A New Take on an Old Scam
The Grandparent Scam is a favorite among fraudsters. In this deception, a scammer posing as an older adult’s grandchild calls and pretends to be in distress and asks for money. In the latest version of this scam, someone posing as a doctor or a hospital staff member calls and demands payment for treating a friend or a relative with COVID-19.
Keep in mind that a legitimate medical professional or a hospital representative does not call a patient’s grandparent and demand payment for treatment. Also, contact the grandchild or the grandchild’s parent directly to confirm the situation before sending money, gift cards, or a wire transfer to the scammer.
Federal and state securities regulators continue to warn about fraudulent investment opportunities related to companies with products that allegedly can prevent, detect, and cure COVID-19.
The schemers encourage potential investors to buy stock in companies and receive high returns with little to no investment risk or with a small upfront investment. The scammers usually create a false sense of urgency in order for potential investors to make an immediate decision.
Seniors are advised not to give out any personal or financial information to individuals promoting COVID-19 investments, and to discuss any potential investments with legitimate financial advisers.
Soliciting for Fake Charities
Legitimate charitable organizations have been raising funds for people in desperate situations due to the COVID-19 pandemic. Since the coronavirus outbreak began, scammers have been soliciting money for non-existent charities or fundraising events.
Before giving money to any charity, be sure to research the organization or individual asking for donations. Do not give your personal or financial information over the phone to a stranger asking for donations to an unfamiliar charity or on behalf of an individual that you do not know.
COVID-19 Home Test Kits
Scammers have been contacting seniors via telephone calls or text messages offering phony coronavirus test kits. Sometimes, scammers pose as a representative from the U.S. Centers for Medicare and Medicaid Services (CMS) and claim that CMS will pay for the COVID-19 tests. But first, the scammer tells seniors to verify their identity by providing their Medicare account number or Social Security number. Another twist to the scam is offering to mail the tests to the senior’s home and asking for their address and credit card information.
Sometimes, con artists go door-to-door and offer to give residents a test. After swabbing the homeowner’s nose, the con artist will ask for payment.
Seniors are advised not to give out personal and financial information to individuals offering home COVID-19 test kits. Seniors who want to get a COVID-19 test should call their doctor or local health department for information on how to get tested.

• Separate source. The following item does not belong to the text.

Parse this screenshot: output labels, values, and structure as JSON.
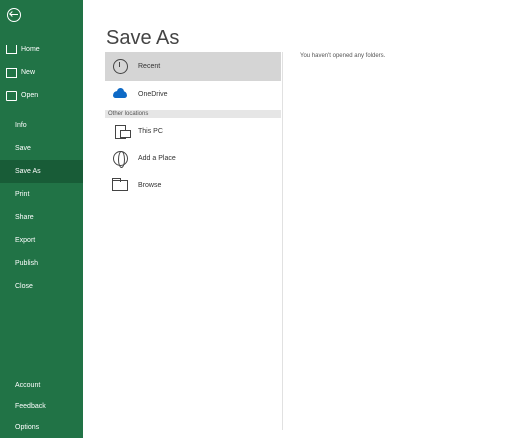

How to Avoid COVID-19 Scams
- Do not click on links or open email attachments from unknown or unverified sources.
- Do not send cash, wire transfers, or gift cards to companies, organizations, or individuals you do not know. If you are suspicious about a donation request, research the entities or individuals asking for a donation before sending money.
- Know who you’re buying from. Sellers claim to have COVID-19 related products or medical supplies, when, in fact, they do not. Order supplies or products from businesses that you are familiar with, such as local grocery stores, and other legitimate retailers, drug stores, and medical supply companies.
- Hang up on robocalls. If you answer the phone and hear a recorded message instead of a live person, it’s a robocall. Do not follow the direction to press buttons. A robocall message trying to sell you something is illegal unless you gave the company permission to contact you that way, the Federal Trade Commission (FTC) says.
If you believe that you are a victim of a scam, AARP encourages you to report fraud by calling AARP’s Fraud Watch Network Helpline at 877-908-3360 or file a complaint with the FTC by calling 877-382-4357 or visit ftc.gov/complaint.